Here’s the thing -- we all have a natural aptitude for physical activities.  We all utilize our bodies to accomplish tasks.  Here’s the problem – we’ve abdicated permission to train our bodies and to perform at a higher level to a select few – to “athletes”.  I believe that we all should reclaim the title of athlete.  This should include the fourteen-year-old basketball player, the forty-year-old mother of three working second shift, the fifty-year-old electrician, and the seventy-year old grandmother. 

Ultimately, all of our bodies respond to training.  Our muscles grow and our bones strengthen as we apply force across them.  This is true whether someone increases our bench press from 250 to 300 pounds or increases their walking program from one mile to two miles every other day.   Of course, any significant increase in activity should be in moderation with a gradual program to prevent undue stress and steadily improve function.  Importantly, training improvements aren’t limited to just the young.  Studies have shown an increase in muscle mass and strength in patients as old as 90 years.1

I think it’s likely that Rick Hoyt, unable to walk due to cerebral palsy, considers himself an athlete.  Rick, and his father, Dick, have completed over 1,000 races together – including marathons and triathlons.  Dick provides the muscle power that moves them forward together. A quote from their website (www.teamhoyt.com) quotes Rick after their first race where Dick pushed Rick’s wheelchair, “Dad, when I’m running, it feels like I’m not handicapped.”

Rick’s spirit propels himself forward when his legs can’t.  His father’s heart and legs propels them both forward.  While neither fits the standard criteria of an athlete that plays on Sunday afternoons or makes history in October, they certainly have the hearts, minds, and bodies of athletes in the greatest sense of the word.  Surely, the rest of us can emulate their behavior to become our best athlete.  In doing so we’ll find better health, and, our natural aptitude for physical activities.

1.  Fiatarone MA, Marks EC, Ryan ND, Meredith CN, Lipsitz LA, Evans WJ:  High-intensity strength training in nonagenarians:  Effects on skeletal muscle.  JAMA 1990;263(22):3029-3034.

Wednesday, October 3, 2012

MY PAINFUL ACHING KNEE


The knee is a joint that we call a hinged joint.  This is a very restrained joint; therefore, it is subject to stresses from overuse, as well as trauma, that result in tearing of cartilages and ligaments that one may not see in a shoulder that is more unrestrained, such as the shoulder.  Common knee injuries that are treated by your orthopedist are anterior cruciate ligament (ACL) injuries.  The ACL is a major restraining ligament from the lower leg subluxing.  These are commonly non-contact injuries seen in patients that participate in sports, such as skiing and basketball, as well as weekend athletes playing softball.
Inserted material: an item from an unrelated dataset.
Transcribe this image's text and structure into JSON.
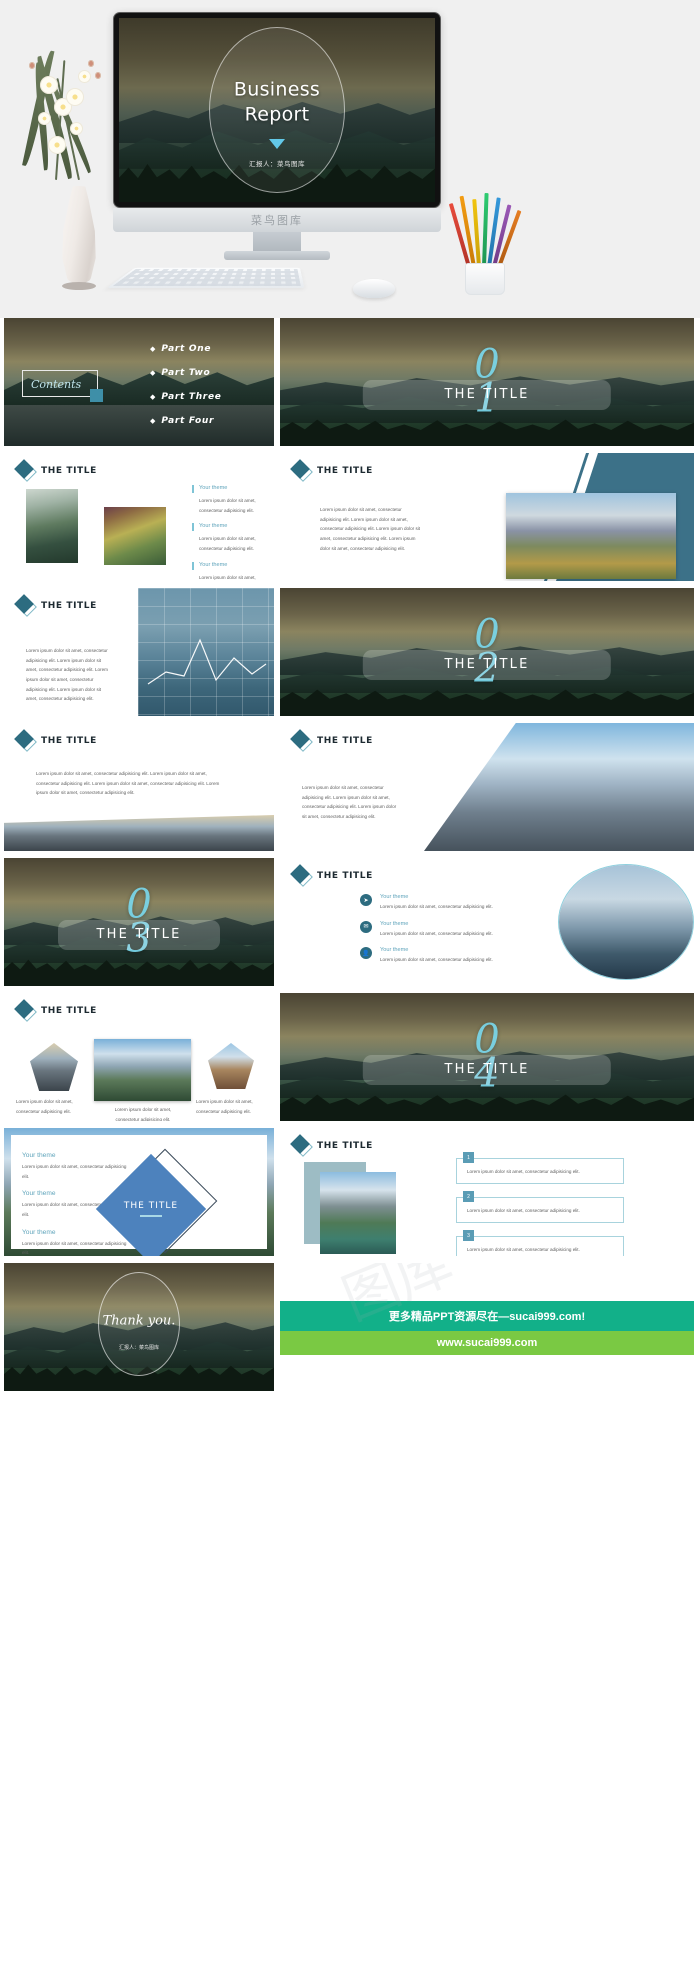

Medial collateral ligament injuries, or MCL injuries, are also a result of a direct blow to the outside of the knee.  It can be seen in football, but also can be seen in industrial accidents where the patient will fall and sustain an injury, where the leg will point out from the body at a so-called valgus injury. 

PCL Injuries:  The posterior cruciate ligament injury is commonly seen in a blow from the front of the knee.  This can be seen in accidents such as a dashboard injury or from a direct blow anteriorly, such as a football injury where a helmet would hit the leg and the tibia anteriorly. 

Torn Cartilages:  The cartilages that we commonly talk about are the menisci.  There is a medial and a lateral meniscus.  This is commonly seen torn with a twisting flexion injury.  It can be intermittently painful, having the patient have a sensation of sticking and catching in the knee or popping or locking associated with swelling.  This can then go away, as a meniscus fragment can actually reduce itself and become essentially asymptomatic until the knee is stressed again.

I have enclosed a schematic of what a knee looks like so that you can view these different components that we discussed that are part of what we treat routinely in orthopedics.

If you have any problems with your knee, I would be happy to see you and treat you and educate you for now, in your future endeavor.